Europcar deserve a mention too as a French team that delivered a performance we had come to fear French teams were incapable of, but for me the standout French ride came from Peraud. I have been a bit of a cheerleader for the old chap for some time, since he broke into road racing just 5 years ago after winning the French TT Championships as an amateur.
Tejay van Garderen deserves a mention also, he rode consistently and strongly but there’s little doubt that he will be slightly disappointed with his 5th placing, especially with the race behind Nibali having been so wide open for so long. This race offered a great chance for a podium for the American, which is to his credit, but he missed that opportunity.
Greg Lemond is still the last American winner of this race, and it’s safe to say that he was a better bike rider than a commentator, which, if you’ve heard him on Eurosport you will confirm. However, at least he has a clean record. After the final stage they wheeled out Cipollini and described him as ‘the great champion’ and on and on, without making mention of his EPO positives. Vinokourov also came out to chat to Lemond and whether this rankled with the American was unclear, however he certainly stuck to the script by asking the expected questions.
Whether you feel they should be there at all, these guys, is another argument, but I do feel there should be a balance in the reporting.

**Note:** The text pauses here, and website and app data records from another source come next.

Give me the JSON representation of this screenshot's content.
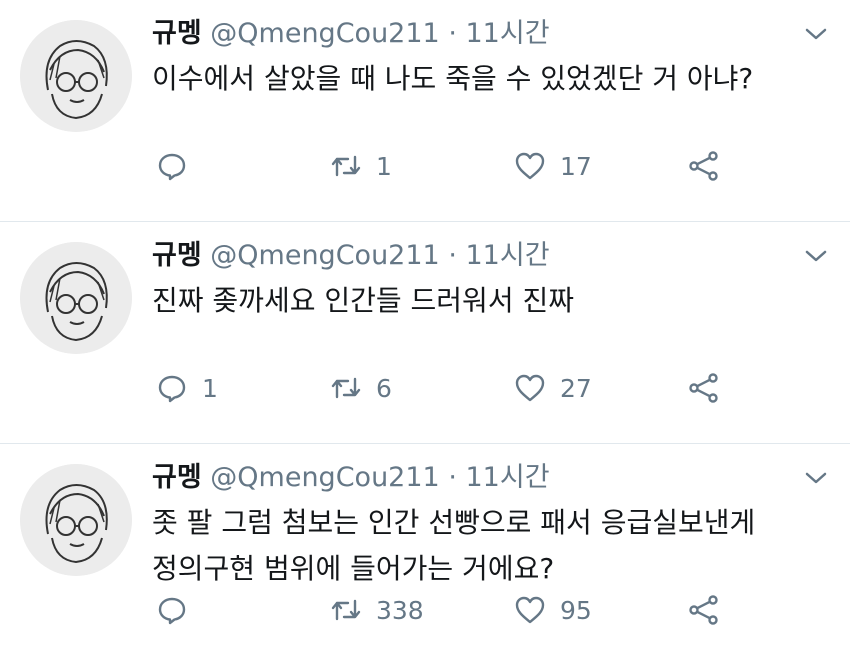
{
  "tweets": [
    {
      "name": "규멩",
      "handle": "@QmengCou211",
      "separator": "·",
      "time": "11시간",
      "lines": [
        "이수에서 살았을 때 나도 죽을 수 있었겠단 거 아냐?"
      ],
      "replies": "",
      "retweets": "1",
      "likes": "17"
    },
    {
      "name": "규멩",
      "handle": "@QmengCou211",
      "separator": "·",
      "time": "11시간",
      "lines": [
        "진짜 좆까세요 인간들 드러워서 진짜"
      ],
      "replies": "1",
      "retweets": "6",
      "likes": "27"
    },
    {
      "name": "규멩",
      "handle": "@QmengCou211",
      "separator": "·",
      "time": "11시간",
      "lines": [
        "좃 팔 그럼 첨보는 인간 선빵으로 패서 응급실보낸게",
        "정의구현 범위에 들어가는 거에요?"
      ],
      "replies": "",
      "retweets": "338",
      "likes": "95"
    }
  ],
  "icons": {
    "reply": "reply-icon",
    "retweet": "retweet-icon",
    "like": "heart-icon",
    "share": "share-icon",
    "menu": "chevron-down-icon",
    "avatar": "avatar-drawing"
  },
  "colors": {
    "text": "#14171a",
    "secondary": "#657786",
    "divider": "#e1e8ed",
    "background": "#ffffff"
  }
}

Speaking of the script, Richie Porte got the re-write delivered to his room after Froome crashed but couldn’t get his lines right. Here, finally, was his big Tour chance and he just wasn’t up to it.
His Sky team similarly was unable to adapt to the conditions on the road and on the bus and had a miserable Tour. Unlike Tinkoff-Saxo, who showed that just because a leader is lost a team need not implode.
Rafal Majka marked himself out yet again as a man to watch, if you weren’t already. Two great mountain wins cemented the KOM jersey to his narrow shoulders, just beating out Nibali.
One rider who won a jersey didn’t get a single stage win, rather unexpected for him. Peter Sagan will keep winning the Green jersey for years unless the rules change – they could just call it ‘Sagan’s Jersey’ and let him wear it all year – but he needs to change things up if he is to beat the real sprinters.
His team manager at the end said that Sagan must change his riding style of he wants to win more, a very interesting comment given that he is off to another team next year. The same criticism would probably not have been made had he been staying on the Cannondale team, but it was a salient point.
Sagan is brilliant, of that there is no doubt, but he can’t beat the likes of Kittel and the rest of the one-day specialists are getting wise to him, finally. He often flutters about the peloton as though he’s looking for inspiration, searching out new ideas to bring him a win, but they aren’t coming.
It will be intriguing to see what happens next with Sagan.
And just when it seemed that the excitement was over, we had that fantastic, engrossing final sprint to the line on the Champs Elysees. Kittel is the real deal, there are no arguments over that, and it was great to see the joy on his face as he was interviewed after the race.
Finally, to the greatest rider on show in Paris – Marianne Vos. Chapeau, Marianne, you are the man. Or, the woman. You know what I mean. Brilliant win, shame all the stations didn’t carry it, and I mean seriously, shame on them, but what a great win. Majestic. As ever.
So, that’s it. All done for another year.
Lee Rodgers leads a double life as a pro racer on the UCI race circuit with the Lapierre Asia Cycling Team, competing in the UCI Asia Tour as well as some European events and the likes of the Tour of Qatar and Oman, rubbing shoulders with the best the WorldTour has to offer, whilst keeping up a day job as a cycling journalist. The highlight of his cycling career so far was winning the Singapore National Champs – road race and ITT – as well as claiming the Green Jersey at the 2.1 Tour de Taiwan in 2012, and naturally, writing for PEZ. His writing appears in several magazines and websites and you can catch up with him regularly on his blog, https://crankpunk.com/